Despite the overwhelming potential for open data innovation in SMEs and startups, there exists many barriers. The limited size of SMEs can be a double-edged sword – while flexibility is beneficial, limited resources can derail the innovation process. SMEs and startups face a series of inhibitors: barriers, costs, and future uncertainty and risks. Due to their smaller size, they can struggle to identify and assess the usefulness of open data, particularly in a world of expanding open data sources. This may be due to time and multitasking limitations, or a limited understanding of open data use. Opportunities to integrate open data into an existing product or service may be overlooked due to time pressures, competing priorities and limited open data knowledge.
These issues can be compounded for data-centric businesses who need skilled data scientists (in short supply) who can not only process open data, but understand how it can be used to solve business problems. Concerns about the future availability of open data as a critical business asset can also deter some SMEs, while a lack of knowledge about managing the legal and reputational risks of open data can also undermine or limit the full application of open data in new innovations. A particular concern is product or service imitation by competitors, which is easier when using open data. Not knowing how to limit that risk can also reduce the full potential of using open data.
Which skills and competencies smash barriers to innovation?
One of the key issues that SMEs and startups face due to their smaller size is reduced time to explore and seize possibilities. However, a narrower breadth of skills and competencies within the venture team can also hold back innovation. Emerging skill gaps can reduce a business’s innovative potential for using open data.
Skills that are particularly important (and unique) are being able to develop and understand the full range of business cases for open data. Understanding the legal aspects of open data are also central to knowing what it can and cannot be used for in innovation. Perhaps less unique, but still critical, is the need to bridge the gaps between the technical side of data science and ‘softer’ management skills, to use open data to create new products and to develop market intelligence which identifies customer needs.
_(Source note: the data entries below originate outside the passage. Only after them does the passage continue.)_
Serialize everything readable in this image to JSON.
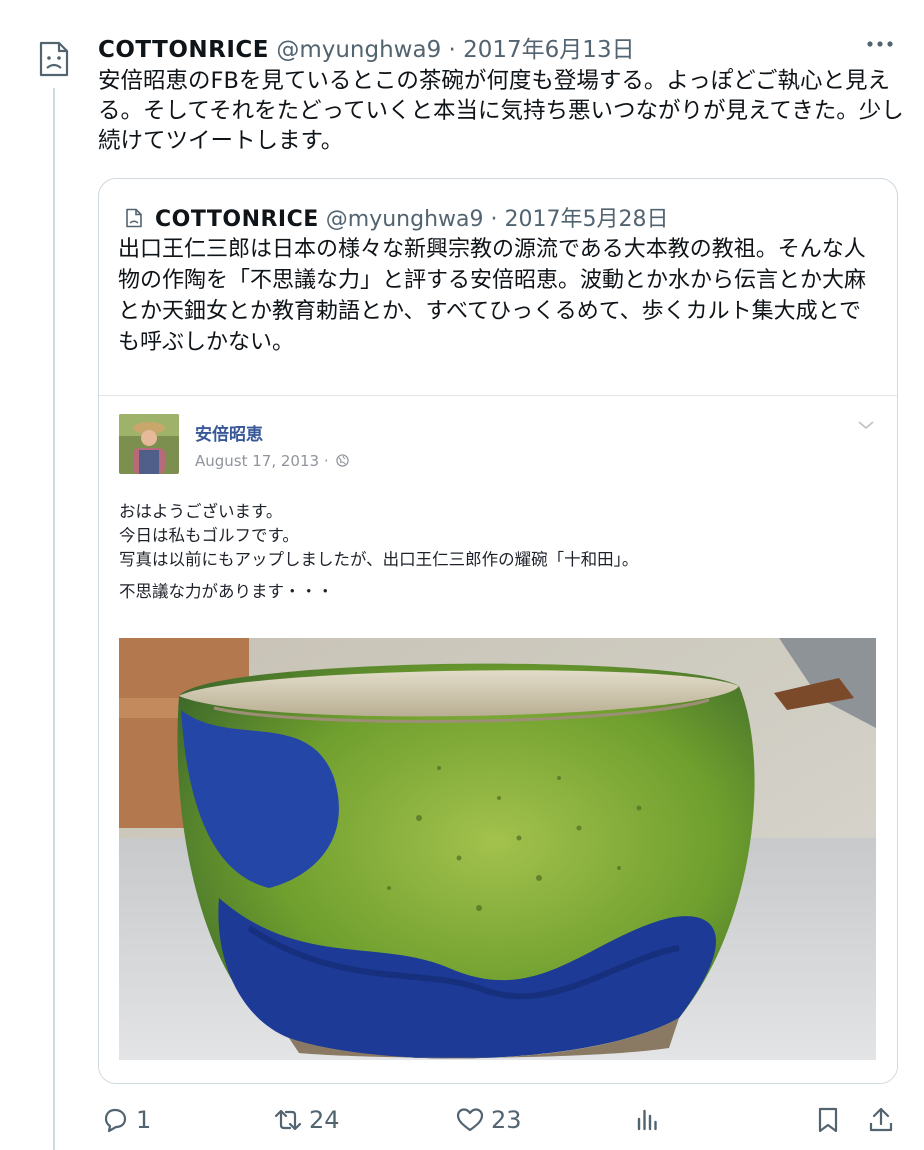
{
  "tweet": {
    "author": "COTTONRICE",
    "handle": "@myunghwa9",
    "separator": "·",
    "date": "2017年6月13日",
    "text": "安倍昭恵のFBを見ているとこの茶碗が何度も登場する。よっぽどご執心と見える。そしてそれをたどっていくと本当に気持ち悪いつながりが見えてきた。少し続けてツイートします。",
    "more_icon": "more-horizontal-icon",
    "avatar_icon": "broken-image-icon"
  },
  "quoted": {
    "author": "COTTONRICE",
    "handle": "@myunghwa9",
    "separator": "·",
    "date": "2017年5月28日",
    "text": "出口王仁三郎は日本の様々な新興宗教の源流である大本教の教祖。そんな人物の作陶を「不思議な力」と評する安倍昭恵。波動とか水から伝言とか大麻とか天鈿女とか教育勅語とか、すべてひっくるめて、歩くカルト集大成とでも呼ぶしかない。"
  },
  "fb_post": {
    "name": "安倍昭恵",
    "date": "August 17, 2013 ·",
    "lines": [
      "おはようございます。",
      "今日は私もゴルフです。",
      "写真は以前にもアップしましたが、出口王仁三郎作の耀碗「十和田」。",
      "不思議な力があります・・・"
    ]
  },
  "actions": {
    "reply": {
      "icon": "reply-icon",
      "count": "1"
    },
    "retweet": {
      "icon": "retweet-icon",
      "count": "24"
    },
    "like": {
      "icon": "heart-icon",
      "count": "23"
    },
    "views": {
      "icon": "analytics-icon"
    },
    "bookmark": {
      "icon": "bookmark-icon"
    },
    "share": {
      "icon": "share-icon"
    }
  },
  "colors": {
    "text": "#0f1419",
    "secondary": "#536471",
    "border": "#cfd9de",
    "fb_name": "#385898",
    "bowl_green": "#7fae3a",
    "bowl_blue": "#1f3f9a"
  }
}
At the heart of this are relationship management skills, to work with external open data publishers and consumers to assist in co-innovation.
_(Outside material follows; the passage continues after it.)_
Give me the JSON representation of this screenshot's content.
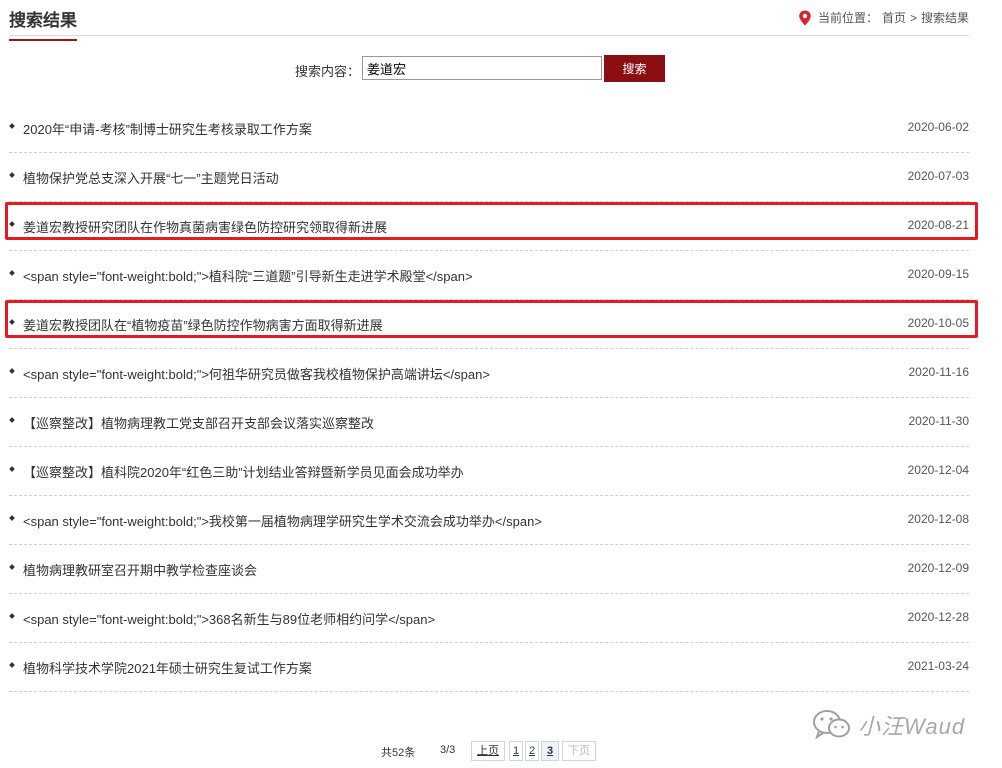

Wider organisational capabilities are important to any business, but for users of open data some specific expertise is also needed. Unsurprisingly, an open culture is required to facilitate relationships and the sharing of knowledge with external partners to make your innovations work. Beyond the individual skills of relationship management, the business needs to be connected to open data publishers and consumers across all levels of the SME, to learn and share knowledge as well as open data.
To defend against imitators, SMEs need to be able to innovate continually and stay ahead of competitors – in other words, ‘new’ needs to be business as usual. Finally, the SME needs to be able to retain and hire a mix of interdisciplinary talent. Technical skills, to capture the value of open data, but also ‘softer’ management expertise to understand the demand for new innovations and products. While this sounds obvious, a failure to balance different sets of expertise and to facilitate clear dialogue and understanding between, say, data scientists and marketers, will undermine the ability to innovate.
Identify and address skill and capability gaps
SMEs and startups should undertake gap analyses to identify where key open data skills and competencies are missing or underdeveloped. Where possible, businesses may need to seek new hires to capture these specific capabilities, or undertake external training to help gain the skills and competencies to accelerate open data innovation. Open data use is virtually free, but this doesn’t guarantee innovations will be successful. SMEs need to invest in developing their skills and competencies, because innovative SMEs and startups are only as good as their team, and successful teams need to excel in catching and adopting open data.